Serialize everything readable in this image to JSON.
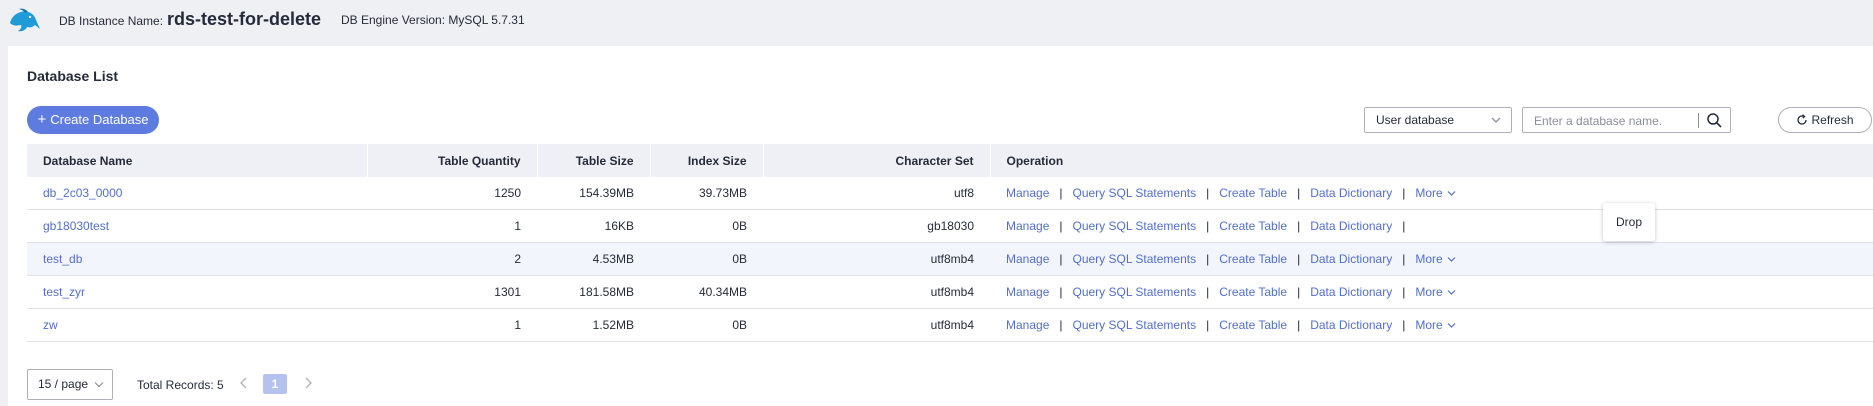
{
  "header": {
    "instance_label": "DB Instance Name:",
    "instance_name": "rds-test-for-delete",
    "engine_label": "DB Engine Version: MySQL 5.7.31"
  },
  "section": {
    "title": "Database List"
  },
  "toolbar": {
    "create_label": "Create Database",
    "filter_value": "User database",
    "search_placeholder": "Enter a database name.",
    "refresh_label": "Refresh"
  },
  "table": {
    "columns": [
      "Database Name",
      "Table Quantity",
      "Table Size",
      "Index Size",
      "Character Set",
      "Operation"
    ],
    "rows": [
      {
        "name": "db_2c03_0000",
        "table_quantity": "1250",
        "table_size": "154.39MB",
        "index_size": "39.73MB",
        "charset": "utf8"
      },
      {
        "name": "gb18030test",
        "table_quantity": "1",
        "table_size": "16KB",
        "index_size": "0B",
        "charset": "gb18030"
      },
      {
        "name": "test_db",
        "table_quantity": "2",
        "table_size": "4.53MB",
        "index_size": "0B",
        "charset": "utf8mb4"
      },
      {
        "name": "test_zyr",
        "table_quantity": "1301",
        "table_size": "181.58MB",
        "index_size": "40.34MB",
        "charset": "utf8mb4"
      },
      {
        "name": "zw",
        "table_quantity": "1",
        "table_size": "1.52MB",
        "index_size": "0B",
        "charset": "utf8mb4"
      }
    ],
    "ops": {
      "manage": "Manage",
      "query": "Query SQL Statements",
      "create_table": "Create Table",
      "dictionary": "Data Dictionary",
      "more": "More",
      "sep": "|"
    },
    "more_menu": {
      "drop": "Drop"
    }
  },
  "pagination": {
    "page_size": "15 / page",
    "total_label": "Total Records: 5",
    "current_page": "1"
  },
  "colors": {
    "primary": "#5e7ce0",
    "link": "#526ecc",
    "page_bg": "#eff0f4",
    "header_bg": "#eef0f5",
    "row_highlight": "#f2f5fc",
    "page_active": "#b5c2ee"
  }
}
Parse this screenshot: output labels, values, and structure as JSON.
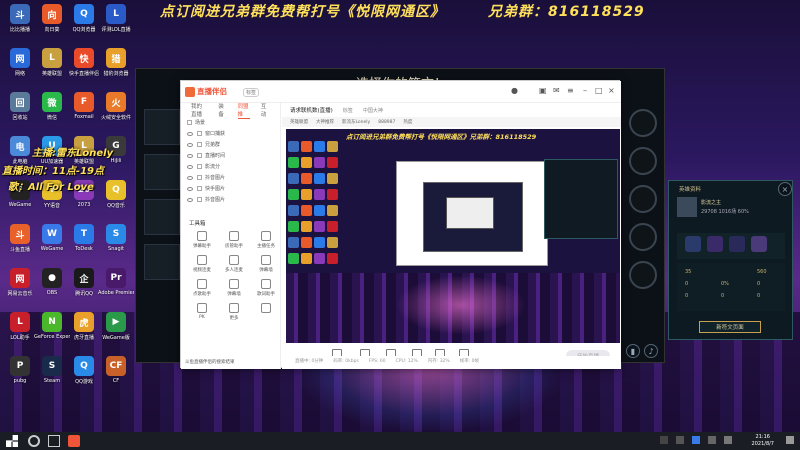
{
  "banner": {
    "left": "点订阅进兄弟群免费帮打号《悦限网通区》",
    "right": "兄弟群：816118529"
  },
  "desktop_icons": [
    {
      "label": "比比播播",
      "color": "#3a6ab8",
      "glyph": "斗"
    },
    {
      "label": "向日葵",
      "color": "#e85a2a",
      "glyph": "向"
    },
    {
      "label": "QQ浏览器",
      "color": "#2a7ae8",
      "glyph": "Q"
    },
    {
      "label": "评测LOL直播",
      "color": "#2a5ac8",
      "glyph": "L"
    },
    {
      "label": "网络",
      "color": "#2a6ad8",
      "glyph": "网"
    },
    {
      "label": "英雄联盟",
      "color": "#c8a040",
      "glyph": "L"
    },
    {
      "label": "快手直播伴侣",
      "color": "#e84a2a",
      "glyph": "快"
    },
    {
      "label": "猎豹浏览器",
      "color": "#e8a02a",
      "glyph": "猎"
    },
    {
      "label": "回收站",
      "color": "#5a7a9a",
      "glyph": "回"
    },
    {
      "label": "微信",
      "color": "#2ab84a",
      "glyph": "微"
    },
    {
      "label": "Foxmail",
      "color": "#e85a2a",
      "glyph": "F"
    },
    {
      "label": "火绒安全软件",
      "color": "#e87a2a",
      "glyph": "火"
    },
    {
      "label": "此电脑",
      "color": "#4a8ad8",
      "glyph": "电"
    },
    {
      "label": "UU加速器",
      "color": "#2a9ae8",
      "glyph": "U"
    },
    {
      "label": "英雄联盟",
      "color": "#c8a040",
      "glyph": "L"
    },
    {
      "label": "HiJili",
      "color": "#3a3a3a",
      "glyph": "G"
    },
    {
      "label": "WeGame",
      "color": "#222",
      "glyph": "♪"
    },
    {
      "label": "YY语音",
      "color": "#e8c02a",
      "glyph": "Y"
    },
    {
      "label": "2073",
      "color": "#8a3ab8",
      "glyph": "20"
    },
    {
      "label": "QQ音乐",
      "color": "#e8c02a",
      "glyph": "Q"
    },
    {
      "label": "斗鱼直播",
      "color": "#e8602a",
      "glyph": "斗"
    },
    {
      "label": "WeGame",
      "color": "#3a7ae8",
      "glyph": "W"
    },
    {
      "label": "ToDesk",
      "color": "#2a7ae8",
      "glyph": "T"
    },
    {
      "label": "Snagit",
      "color": "#2a8ae8",
      "glyph": "S"
    },
    {
      "label": "网易云音乐",
      "color": "#c8202a",
      "glyph": "网"
    },
    {
      "label": "OBS",
      "color": "#222",
      "glyph": "●"
    },
    {
      "label": "腾讯QQ",
      "color": "#1a1a1a",
      "glyph": "企"
    },
    {
      "label": "Adobe Premiere",
      "color": "#4a1a6a",
      "glyph": "Pr"
    },
    {
      "label": "LOL助手",
      "color": "#c8202a",
      "glyph": "L"
    },
    {
      "label": "GeForce Experience",
      "color": "#4ab82a",
      "glyph": "N"
    },
    {
      "label": "虎牙直播",
      "color": "#e8a02a",
      "glyph": "虎"
    },
    {
      "label": "WeGame版",
      "color": "#2a9a4a",
      "glyph": "▶"
    },
    {
      "label": "pubg",
      "color": "#333",
      "glyph": "P"
    },
    {
      "label": "Steam",
      "color": "#1a2a4a",
      "glyph": "S"
    },
    {
      "label": "QQ游戏",
      "color": "#2a8ae8",
      "glyph": "Q"
    },
    {
      "label": "CF",
      "color": "#c8602a",
      "glyph": "CF"
    }
  ],
  "overlay": {
    "name": "主播:雷东Lonely",
    "time": "直播时间：11点-19点",
    "song": "歌：All For Love"
  },
  "game": {
    "title": "选择你的符文！",
    "side_panel_title": "英雄资料",
    "hero_name": "影流之主",
    "hero_stats": "29708 1016场 60%",
    "stats": [
      "35",
      "0",
      "0",
      "560",
      "0",
      "0",
      "0",
      "0%"
    ],
    "rune_button": "新符文页面"
  },
  "app": {
    "logo": "直播伴侣",
    "version": "标签",
    "sidebar_tabs": [
      "我的直播",
      "装备",
      "同盟推",
      "互动"
    ],
    "active_sidebar_tab": 2,
    "scene_header": "场景",
    "scenes": [
      "窗口捕获",
      "兄弟群",
      "直播时间",
      "影流分",
      "抖音图片",
      "快手图片",
      "抖音图片"
    ],
    "tools_title": "工具箱",
    "tools": [
      "弹幕助手",
      "房管助手",
      "主播任务",
      "视频连麦",
      "多人连麦",
      "弹幕墙",
      "点歌助手",
      "弹幕墙",
      "歌词助手",
      "PK",
      "更多",
      ""
    ],
    "hint": "斗鱼直播伴侣的搜索结果",
    "main_head": [
      "请求联机数(直播)",
      "标签",
      "中国大神"
    ],
    "sub_head": [
      "英雄联盟",
      "大神推荐",
      "影流东Lonely",
      "888987",
      "热度"
    ],
    "preview_text": "点订阅进兄弟群免费帮打号《悦限网通区》兄弟群：816118529",
    "bottom_tools": [
      "直播间管理",
      "摄像头",
      "录制直播",
      "多媒体",
      "麦克风",
      "扬声器"
    ],
    "start_button": "开始直播",
    "status": [
      "直播中: 0分钟",
      "码率: 0kbps",
      "FPS: 60",
      "CPU: 12%",
      "内存: 32%",
      "帧率: 0帧"
    ]
  },
  "taskbar": {
    "time": "21:16",
    "date": "2021/8/7"
  }
}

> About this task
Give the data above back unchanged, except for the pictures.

> Your solution
Serialize everything readable in this image to JSON.
{
  "header": {
    "instance_label": "DB Instance Name:",
    "instance_name": "rds-test-for-delete",
    "engine_label": "DB Engine Version: MySQL 5.7.31"
  },
  "section": {
    "title": "Database List"
  },
  "toolbar": {
    "create_label": "Create Database",
    "filter_value": "User database",
    "search_placeholder": "Enter a database name.",
    "refresh_label": "Refresh"
  },
  "table": {
    "columns": [
      "Database Name",
      "Table Quantity",
      "Table Size",
      "Index Size",
      "Character Set",
      "Operation"
    ],
    "rows": [
      {
        "name": "db_2c03_0000",
        "table_quantity": "1250",
        "table_size": "154.39MB",
        "index_size": "39.73MB",
        "charset": "utf8"
      },
      {
        "name": "gb18030test",
        "table_quantity": "1",
        "table_size": "16KB",
        "index_size": "0B",
        "charset": "gb18030"
      },
      {
        "name": "test_db",
        "table_quantity": "2",
        "table_size": "4.53MB",
        "index_size": "0B",
        "charset": "utf8mb4"
      },
      {
        "name": "test_zyr",
        "table_quantity": "1301",
        "table_size": "181.58MB",
        "index_size": "40.34MB",
        "charset": "utf8mb4"
      },
      {
        "name": "zw",
        "table_quantity": "1",
        "table_size": "1.52MB",
        "index_size": "0B",
        "charset": "utf8mb4"
      }
    ],
    "ops": {
      "manage": "Manage",
      "query": "Query SQL Statements",
      "create_table": "Create Table",
      "dictionary": "Data Dictionary",
      "more": "More",
      "sep": "|"
    },
    "more_menu": {
      "drop": "Drop"
    }
  },
  "pagination": {
    "page_size": "15 / page",
    "total_label": "Total Records: 5",
    "current_page": "1"
  },
  "colors": {
    "primary": "#5e7ce0",
    "link": "#526ecc",
    "page_bg": "#eff0f4",
    "header_bg": "#eef0f5",
    "row_highlight": "#f2f5fc",
    "page_active": "#b5c2ee"
  }
}
Parse this screenshot: output labels, values, and structure as JSON.
{
  "banner": {
    "left": "点订阅进兄弟群免费帮打号《悦限网通区》",
    "right": "兄弟群：816118529"
  },
  "desktop_icons": [
    {
      "label": "比比播播",
      "color": "#3a6ab8",
      "glyph": "斗"
    },
    {
      "label": "向日葵",
      "color": "#e85a2a",
      "glyph": "向"
    },
    {
      "label": "QQ浏览器",
      "color": "#2a7ae8",
      "glyph": "Q"
    },
    {
      "label": "评测LOL直播",
      "color": "#2a5ac8",
      "glyph": "L"
    },
    {
      "label": "网络",
      "color": "#2a6ad8",
      "glyph": "网"
    },
    {
      "label": "英雄联盟",
      "color": "#c8a040",
      "glyph": "L"
    },
    {
      "label": "快手直播伴侣",
      "color": "#e84a2a",
      "glyph": "快"
    },
    {
      "label": "猎豹浏览器",
      "color": "#e8a02a",
      "glyph": "猎"
    },
    {
      "label": "回收站",
      "color": "#5a7a9a",
      "glyph": "回"
    },
    {
      "label": "微信",
      "color": "#2ab84a",
      "glyph": "微"
    },
    {
      "label": "Foxmail",
      "color": "#e85a2a",
      "glyph": "F"
    },
    {
      "label": "火绒安全软件",
      "color": "#e87a2a",
      "glyph": "火"
    },
    {
      "label": "此电脑",
      "color": "#4a8ad8",
      "glyph": "电"
    },
    {
      "label": "UU加速器",
      "color": "#2a9ae8",
      "glyph": "U"
    },
    {
      "label": "英雄联盟",
      "color": "#c8a040",
      "glyph": "L"
    },
    {
      "label": "HiJili",
      "color": "#3a3a3a",
      "glyph": "G"
    },
    {
      "label": "WeGame",
      "color": "#222",
      "glyph": "♪"
    },
    {
      "label": "YY语音",
      "color": "#e8c02a",
      "glyph": "Y"
    },
    {
      "label": "2073",
      "color": "#8a3ab8",
      "glyph": "20"
    },
    {
      "label": "QQ音乐",
      "color": "#e8c02a",
      "glyph": "Q"
    },
    {
      "label": "斗鱼直播",
      "color": "#e8602a",
      "glyph": "斗"
    },
    {
      "label": "WeGame",
      "color": "#3a7ae8",
      "glyph": "W"
    },
    {
      "label": "ToDesk",
      "color": "#2a7ae8",
      "glyph": "T"
    },
    {
      "label": "Snagit",
      "color": "#2a8ae8",
      "glyph": "S"
    },
    {
      "label": "网易云音乐",
      "color": "#c8202a",
      "glyph": "网"
    },
    {
      "label": "OBS",
      "color": "#222",
      "glyph": "●"
    },
    {
      "label": "腾讯QQ",
      "color": "#1a1a1a",
      "glyph": "企"
    },
    {
      "label": "Adobe Premiere",
      "color": "#4a1a6a",
      "glyph": "Pr"
    },
    {
      "label": "LOL助手",
      "color": "#c8202a",
      "glyph": "L"
    },
    {
      "label": "GeForce Experience",
      "color": "#4ab82a",
      "glyph": "N"
    },
    {
      "label": "虎牙直播",
      "color": "#e8a02a",
      "glyph": "虎"
    },
    {
      "label": "WeGame版",
      "color": "#2a9a4a",
      "glyph": "▶"
    },
    {
      "label": "pubg",
      "color": "#333",
      "glyph": "P"
    },
    {
      "label": "Steam",
      "color": "#1a2a4a",
      "glyph": "S"
    },
    {
      "label": "QQ游戏",
      "color": "#2a8ae8",
      "glyph": "Q"
    },
    {
      "label": "CF",
      "color": "#c8602a",
      "glyph": "CF"
    }
  ],
  "overlay": {
    "name": "主播:雷东Lonely",
    "time": "直播时间：11点-19点",
    "song": "歌：All For Love"
  },
  "game": {
    "title": "选择你的符文！",
    "side_panel_title": "英雄资料",
    "hero_name": "影流之主",
    "hero_stats": "29708 1016场 60%",
    "stats": [
      "35",
      "0",
      "0",
      "560",
      "0",
      "0",
      "0",
      "0%"
    ],
    "rune_button": "新符文页面"
  },
  "app": {
    "logo": "直播伴侣",
    "version": "标签",
    "sidebar_tabs": [
      "我的直播",
      "装备",
      "同盟推",
      "互动"
    ],
    "active_sidebar_tab": 2,
    "scene_header": "场景",
    "scenes": [
      "窗口捕获",
      "兄弟群",
      "直播时间",
      "影流分",
      "抖音图片",
      "快手图片",
      "抖音图片"
    ],
    "tools_title": "工具箱",
    "tools": [
      "弹幕助手",
      "房管助手",
      "主播任务",
      "视频连麦",
      "多人连麦",
      "弹幕墙",
      "点歌助手",
      "弹幕墙",
      "歌词助手",
      "PK",
      "更多",
      ""
    ],
    "hint": "斗鱼直播伴侣的搜索结果",
    "main_head": [
      "请求联机数(直播)",
      "标签",
      "中国大神"
    ],
    "sub_head": [
      "英雄联盟",
      "大神推荐",
      "影流东Lonely",
      "888987",
      "热度"
    ],
    "preview_text": "点订阅进兄弟群免费帮打号《悦限网通区》兄弟群：816118529",
    "bottom_tools": [
      "直播间管理",
      "摄像头",
      "录制直播",
      "多媒体",
      "麦克风",
      "扬声器"
    ],
    "start_button": "开始直播",
    "status": [
      "直播中: 0分钟",
      "码率: 0kbps",
      "FPS: 60",
      "CPU: 12%",
      "内存: 32%",
      "帧率: 0帧"
    ]
  },
  "taskbar": {
    "time": "21:16",
    "date": "2021/8/7"
  }
}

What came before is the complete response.